Page and application data records
= = = =
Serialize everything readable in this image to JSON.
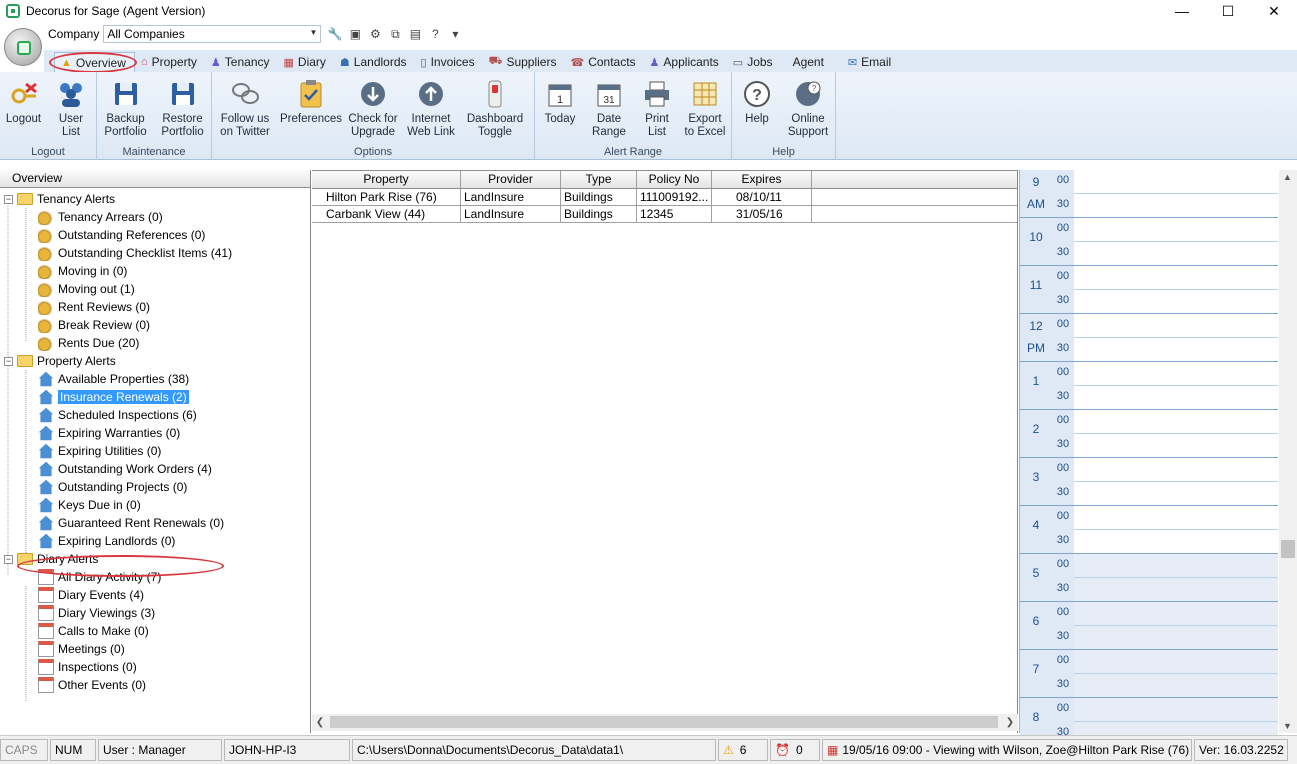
{
  "window": {
    "title": "Decorus for Sage (Agent Version)",
    "minimize": "—",
    "maximize": "☐",
    "close": "✕"
  },
  "company": {
    "label": "Company",
    "value": "All Companies"
  },
  "tabs": [
    {
      "label": "Overview",
      "icon": "overview-icon"
    },
    {
      "label": "Property",
      "icon": "property-icon"
    },
    {
      "label": "Tenancy",
      "icon": "tenancy-icon"
    },
    {
      "label": "Diary",
      "icon": "diary-icon"
    },
    {
      "label": "Landlords",
      "icon": "landlords-icon"
    },
    {
      "label": "Invoices",
      "icon": "invoices-icon"
    },
    {
      "label": "Suppliers",
      "icon": "suppliers-icon"
    },
    {
      "label": "Contacts",
      "icon": "contacts-icon"
    },
    {
      "label": "Applicants",
      "icon": "applicants-icon"
    },
    {
      "label": "Jobs",
      "icon": "jobs-icon"
    },
    {
      "label": "Agent",
      "icon": ""
    },
    {
      "label": "Email",
      "icon": "email-icon"
    }
  ],
  "ribbon": {
    "logout": {
      "group": "Logout",
      "logout": "Logout",
      "user_list_1": "User",
      "user_list_2": "List"
    },
    "maintenance": {
      "group": "Maintenance",
      "backup_1": "Backup",
      "backup_2": "Portfolio",
      "restore_1": "Restore",
      "restore_2": "Portfolio"
    },
    "options": {
      "group": "Options",
      "twitter_1": "Follow us",
      "twitter_2": "on Twitter",
      "preferences": "Preferences",
      "upgrade_1": "Check for",
      "upgrade_2": "Upgrade",
      "weblink_1": "Internet",
      "weblink_2": "Web Link",
      "dash_1": "Dashboard",
      "dash_2": "Toggle"
    },
    "alert_range": {
      "group": "Alert Range",
      "today": "Today",
      "date_1": "Date",
      "date_2": "Range",
      "print_1": "Print",
      "print_2": "List",
      "excel_1": "Export",
      "excel_2": "to Excel"
    },
    "help": {
      "group": "Help",
      "help": "Help",
      "support_1": "Online",
      "support_2": "Support"
    }
  },
  "tree": {
    "header": "Overview",
    "groups": [
      {
        "label": "Tenancy Alerts",
        "items": [
          "Tenancy Arrears (0)",
          "Outstanding References  (0)",
          "Outstanding Checklist Items (41)",
          "Moving in (0)",
          "Moving out (1)",
          "Rent Reviews (0)",
          "Break Review (0)",
          "Rents Due (20)"
        ]
      },
      {
        "label": "Property Alerts",
        "items": [
          "Available Properties (38)",
          "Insurance Renewals (2)",
          "Scheduled Inspections (6)",
          "Expiring Warranties (0)",
          "Expiring Utilities (0)",
          "Outstanding Work Orders (4)",
          "Outstanding Projects (0)",
          "Keys Due in (0)",
          "Guaranteed Rent Renewals (0)",
          "Expiring Landlords (0)"
        ]
      },
      {
        "label": "Diary Alerts",
        "items": [
          "All Diary Activity (7)",
          "Diary Events (4)",
          "Diary Viewings (3)",
          "Calls to Make (0)",
          "Meetings (0)",
          "Inspections (0)",
          "Other Events (0)"
        ]
      }
    ]
  },
  "grid": {
    "columns": [
      "Property",
      "Provider",
      "Type",
      "Policy No",
      "Expires"
    ],
    "rows": [
      [
        "Hilton Park Rise (76)",
        "LandInsure",
        "Buildings",
        "111009192...",
        "08/10/11"
      ],
      [
        "Carbank View (44)",
        "LandInsure",
        "Buildings",
        "12345",
        "31/05/16"
      ]
    ]
  },
  "diary": {
    "hours": [
      {
        "hour": "9",
        "ampm": "AM"
      },
      {
        "hour": "10",
        "ampm": ""
      },
      {
        "hour": "11",
        "ampm": ""
      },
      {
        "hour": "12",
        "ampm": "PM"
      },
      {
        "hour": "1",
        "ampm": ""
      },
      {
        "hour": "2",
        "ampm": ""
      },
      {
        "hour": "3",
        "ampm": ""
      },
      {
        "hour": "4",
        "ampm": ""
      },
      {
        "hour": "5",
        "ampm": ""
      },
      {
        "hour": "6",
        "ampm": ""
      },
      {
        "hour": "7",
        "ampm": ""
      },
      {
        "hour": "8",
        "ampm": ""
      }
    ],
    "min_00": "00",
    "min_30": "30"
  },
  "status": {
    "caps": "CAPS",
    "num": "NUM",
    "user": "User : Manager",
    "machine": "JOHN-HP-I3",
    "path": "C:\\Users\\Donna\\Documents\\Decorus_Data\\data1\\",
    "warnings": "6",
    "alarms": "0",
    "next_event": "19/05/16 09:00 - Viewing with Wilson, Zoe@Hilton Park Rise (76)",
    "version": "Ver: 16.03.2252"
  },
  "colors": {
    "accent_tab": "#dfe9f5",
    "selection": "#3399ff",
    "highlight_ring": "#d9363e"
  }
}
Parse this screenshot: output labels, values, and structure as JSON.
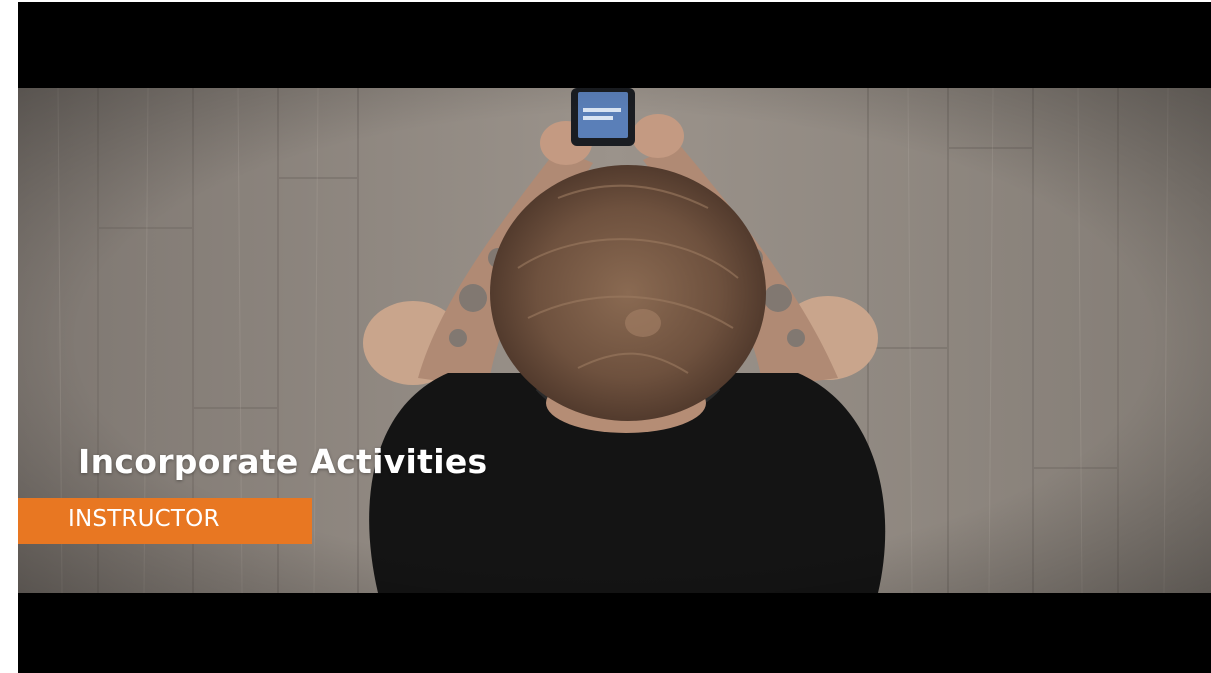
{
  "video": {
    "title": "Incorporate Activities",
    "role": "INSTRUCTOR"
  },
  "colors": {
    "letterbox": "#000000",
    "badge": "#e87722",
    "text": "#ffffff",
    "floor": "#8f8780"
  },
  "scene": {
    "subject": "person-holding-phone-top-view"
  }
}
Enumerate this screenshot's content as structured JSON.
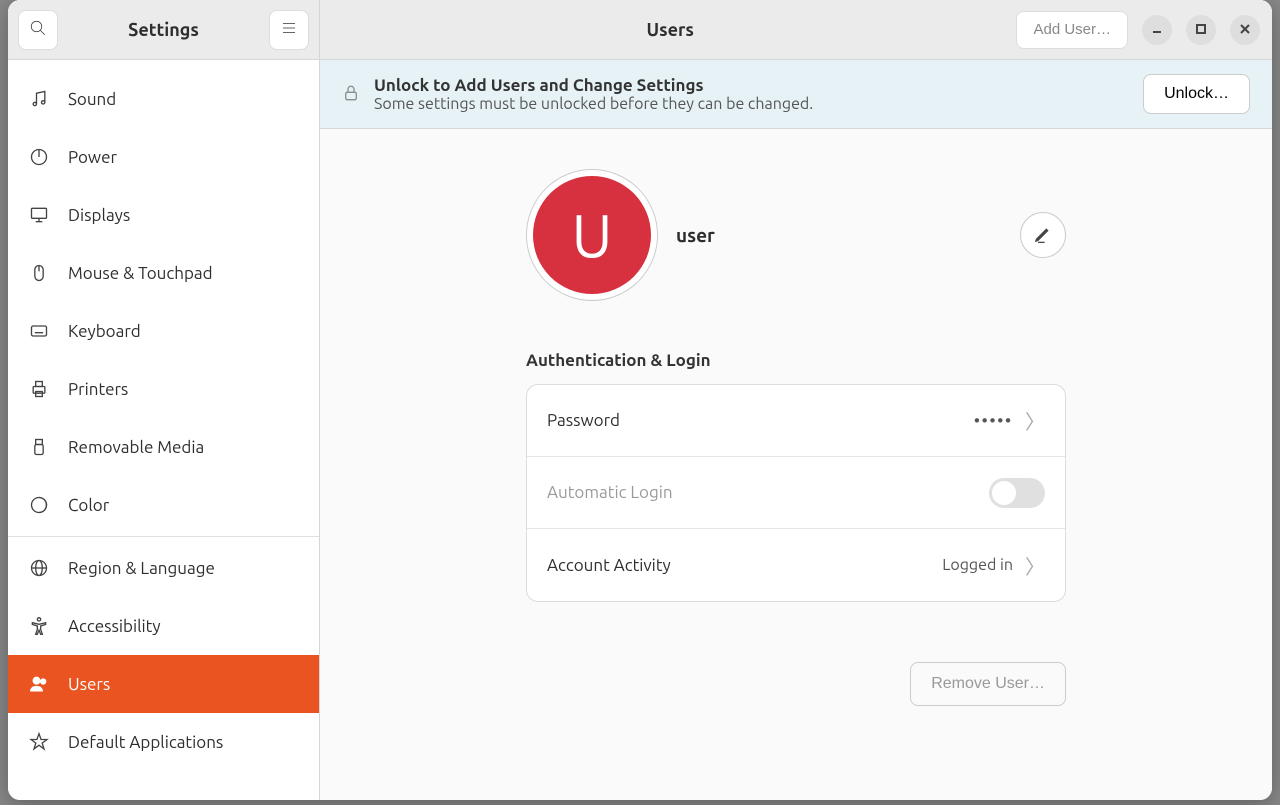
{
  "sidebar": {
    "title": "Settings",
    "items": [
      {
        "label": "Sound",
        "icon": "music-note-icon"
      },
      {
        "label": "Power",
        "icon": "power-icon"
      },
      {
        "label": "Displays",
        "icon": "display-icon"
      },
      {
        "label": "Mouse & Touchpad",
        "icon": "mouse-icon"
      },
      {
        "label": "Keyboard",
        "icon": "keyboard-icon"
      },
      {
        "label": "Printers",
        "icon": "printer-icon"
      },
      {
        "label": "Removable Media",
        "icon": "usb-icon"
      },
      {
        "label": "Color",
        "icon": "color-icon"
      },
      {
        "label": "Region & Language",
        "icon": "globe-icon"
      },
      {
        "label": "Accessibility",
        "icon": "accessibility-icon"
      },
      {
        "label": "Users",
        "icon": "users-icon",
        "selected": true
      },
      {
        "label": "Default Applications",
        "icon": "star-icon"
      }
    ]
  },
  "header": {
    "title": "Users",
    "add_user": "Add User…"
  },
  "banner": {
    "title": "Unlock to Add Users and Change Settings",
    "subtitle": "Some settings must be unlocked before they can be changed.",
    "button": "Unlock…"
  },
  "profile": {
    "initial": "U",
    "name": "user"
  },
  "auth": {
    "section_title": "Authentication & Login",
    "password_label": "Password",
    "password_value": "•••••",
    "auto_login_label": "Automatic Login",
    "auto_login_on": false,
    "activity_label": "Account Activity",
    "activity_value": "Logged in"
  },
  "footer": {
    "remove": "Remove User…"
  }
}
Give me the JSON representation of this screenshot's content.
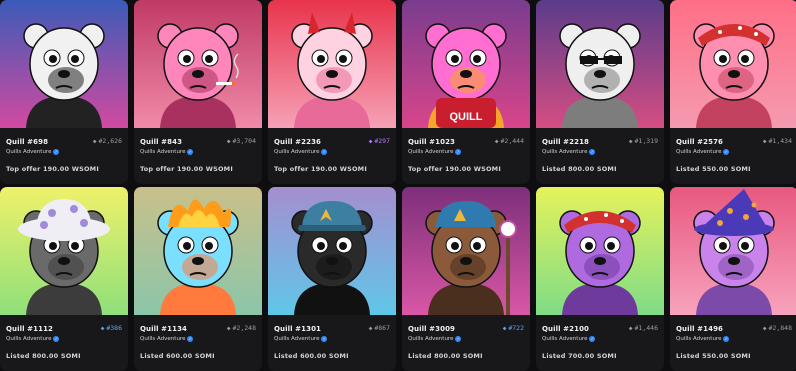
{
  "collection_name": "Quills Adventure",
  "colors": {
    "card_bg": "#18181b",
    "page_bg": "#0e0e10",
    "verified": "#2f8cff"
  },
  "items": [
    {
      "name": "Quill #698",
      "rank": "#2,626",
      "rank_style": "grey",
      "price": "Top offer 190.00 WSOMI",
      "bg_top": "#3b5bb8",
      "bg_bot": "#d24aa0",
      "fur": "#f1f1f1",
      "fur_dark": "#222222",
      "accessory": "none"
    },
    {
      "name": "Quill #843",
      "rank": "#3,704",
      "rank_style": "grey",
      "price": "Top offer 190.00 WSOMI",
      "bg_top": "#c03a66",
      "bg_bot": "#f08aa8",
      "fur": "#ff86ba",
      "fur_dark": "#a8315f",
      "accessory": "cigarette"
    },
    {
      "name": "Quill #2236",
      "rank": "#297",
      "rank_style": "purple",
      "price": "Top offer 190.00 WSOMI",
      "bg_top": "#e8344c",
      "bg_bot": "#f6a1b6",
      "fur": "#ffd2e1",
      "fur_dark": "#e86a98",
      "accessory": "horns"
    },
    {
      "name": "Quill #1023",
      "rank": "#2,444",
      "rank_style": "grey",
      "price": "Top offer 190.00 WSOMI",
      "bg_top": "#7a3c8e",
      "bg_bot": "#d8458a",
      "fur": "#ff6ed0",
      "fur_dark": "#f6a52b",
      "accessory": "jersey"
    },
    {
      "name": "Quill #2218",
      "rank": "#1,319",
      "rank_style": "grey",
      "price": "Listed 800.00 SOMI",
      "bg_top": "#5a3b8a",
      "bg_bot": "#d54e82",
      "fur": "#efefef",
      "fur_dark": "#7d7d7d",
      "accessory": "sunglasses"
    },
    {
      "name": "Quill #2576",
      "rank": "#1,434",
      "rank_style": "grey",
      "price": "Listed 550.00 SOMI",
      "bg_top": "#ff6f86",
      "bg_bot": "#f59ab0",
      "fur": "#ff8fb0",
      "fur_dark": "#c2425f",
      "accessory": "bandana"
    },
    {
      "name": "Quill #1112",
      "rank": "#386",
      "rank_style": "blue",
      "price": "Listed 800.00 SOMI",
      "bg_top": "#eff16a",
      "bg_bot": "#8fe07a",
      "fur": "#6a6a6a",
      "fur_dark": "#3c3c3c",
      "accessory": "bucket-hat"
    },
    {
      "name": "Quill #1134",
      "rank": "#2,248",
      "rank_style": "grey",
      "price": "Listed 600.00 SOMI",
      "bg_top": "#c9c08a",
      "bg_bot": "#8bc6a9",
      "fur": "#7be0ff",
      "fur_dark": "#ff7a3c",
      "accessory": "fire"
    },
    {
      "name": "Quill #1301",
      "rank": "#867",
      "rank_style": "grey",
      "price": "Listed 600.00 SOMI",
      "bg_top": "#a58ed0",
      "bg_bot": "#5fc7e8",
      "fur": "#2a2a2a",
      "fur_dark": "#111111",
      "accessory": "cap"
    },
    {
      "name": "Quill #3009",
      "rank": "#722",
      "rank_style": "blue",
      "price": "Listed 800.00 SOMI",
      "bg_top": "#7d2f7a",
      "bg_bot": "#d957a6",
      "fur": "#8a5a3a",
      "fur_dark": "#4a2f1e",
      "accessory": "staff"
    },
    {
      "name": "Quill #2100",
      "rank": "#1,446",
      "rank_style": "grey",
      "price": "Listed 700.00 SOMI",
      "bg_top": "#e5f25c",
      "bg_bot": "#7fdc86",
      "fur": "#b06adf",
      "fur_dark": "#6e3a9c",
      "accessory": "bandana"
    },
    {
      "name": "Quill #1496",
      "rank": "#2,848",
      "rank_style": "grey",
      "price": "Listed 550.00 SOMI",
      "bg_top": "#e8587e",
      "bg_bot": "#f7a3bd",
      "fur": "#c983ea",
      "fur_dark": "#7c4aa8",
      "accessory": "wizard-hat"
    }
  ]
}
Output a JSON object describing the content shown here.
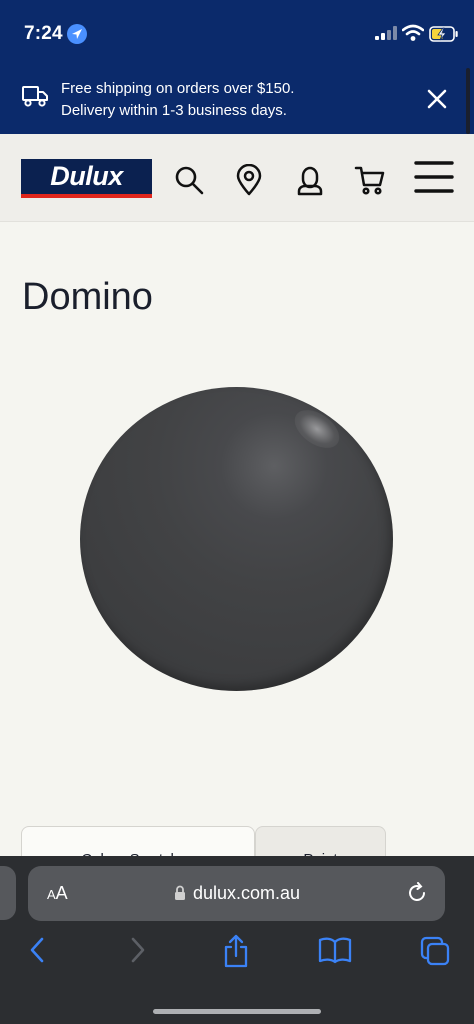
{
  "status_bar": {
    "time": "7:24"
  },
  "promo": {
    "line1": "Free shipping on orders over $150.",
    "line2": "Delivery within 1-3 business days."
  },
  "header": {
    "logo_text": "Dulux"
  },
  "product": {
    "title": "Domino",
    "swatch_color": "#424345"
  },
  "tabs": [
    {
      "label": "Colour Swatches"
    },
    {
      "label": "Paint"
    }
  ],
  "browser": {
    "aa_label_small": "A",
    "aa_label_large": "A",
    "url": "dulux.com.au"
  },
  "colors": {
    "brand_navy": "#0b2a6b",
    "logo_red": "#e1261c",
    "safari_blue": "#3b82f6"
  }
}
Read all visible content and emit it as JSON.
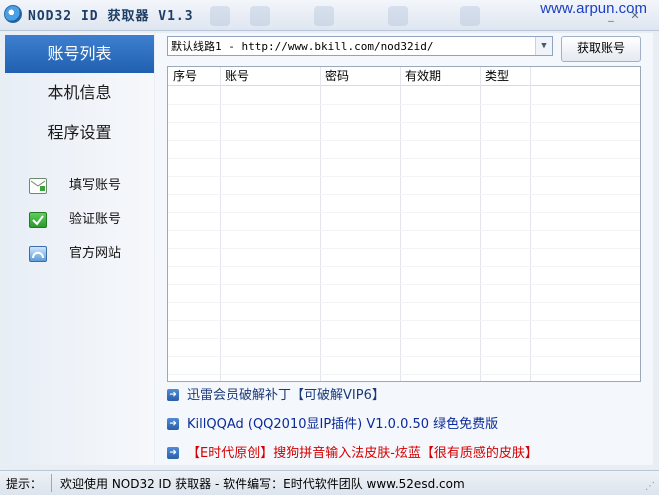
{
  "window": {
    "title": "NOD32 ID 获取器 V1.3",
    "watermark": "www.arpun.com"
  },
  "sidebar": {
    "nav": [
      {
        "label": "账号列表",
        "active": true
      },
      {
        "label": "本机信息",
        "active": false
      },
      {
        "label": "程序设置",
        "active": false
      }
    ],
    "actions": [
      {
        "label": "填写账号",
        "icon": "add-mail-icon"
      },
      {
        "label": "验证账号",
        "icon": "check-icon"
      },
      {
        "label": "官方网站",
        "icon": "ie-icon"
      }
    ]
  },
  "main": {
    "url_select": "默认线路1 - http://www.bkill.com/nod32id/",
    "fetch_button": "获取账号",
    "table": {
      "columns": [
        "序号",
        "账号",
        "密码",
        "有效期",
        "类型"
      ]
    },
    "links": [
      {
        "text": "迅雷会员破解补丁【可破解VIP6】",
        "color": "#1a3a7a"
      },
      {
        "text": "KillQQAd (QQ2010显IP插件) V1.0.0.50 绿色免费版",
        "color": "#0a2a9a"
      },
      {
        "text": "【E时代原创】搜狗拼音输入法皮肤-炫蓝【很有质感的皮肤】",
        "color": "#d40000"
      }
    ]
  },
  "statusbar": {
    "label": "提示：",
    "message": "欢迎使用 NOD32 ID 获取器 - 软件编写：E时代软件团队 www.52esd.com"
  },
  "colors": {
    "accent": "#2a67b8",
    "link_blue": "#0a2a9a",
    "link_red": "#d40000"
  }
}
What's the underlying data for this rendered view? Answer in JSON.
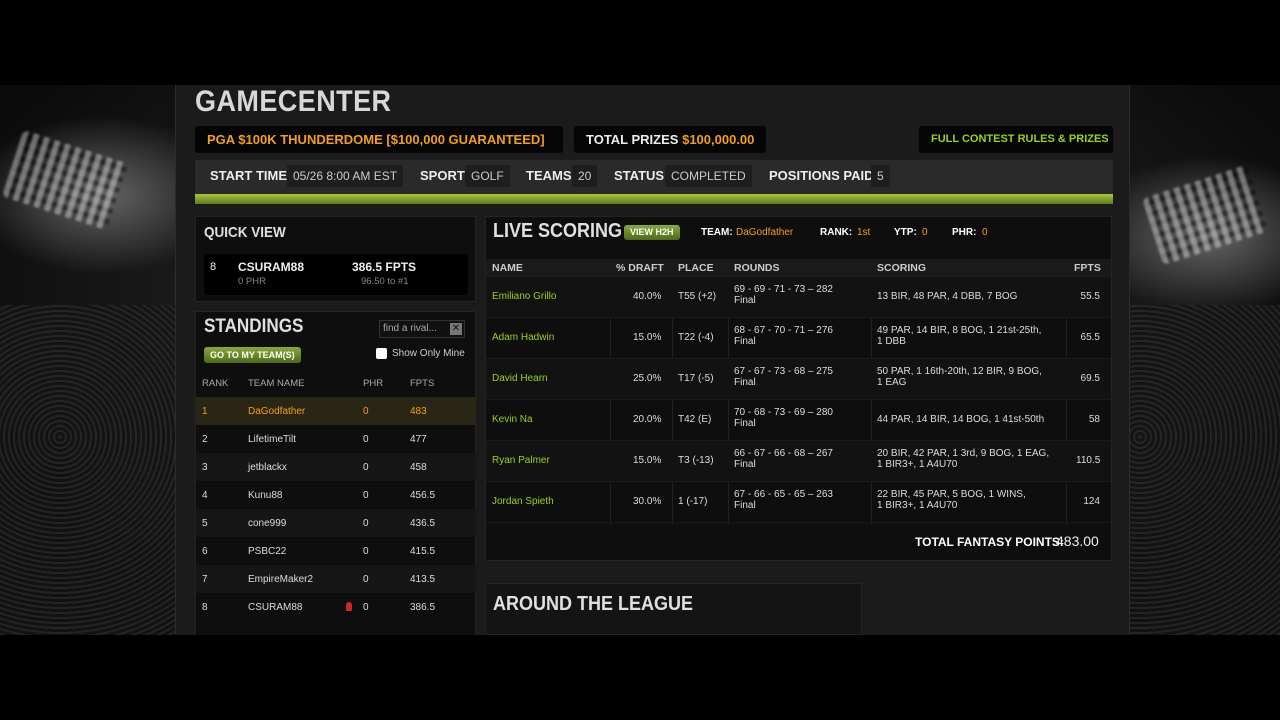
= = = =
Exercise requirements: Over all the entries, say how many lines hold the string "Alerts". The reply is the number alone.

Expected answer: 3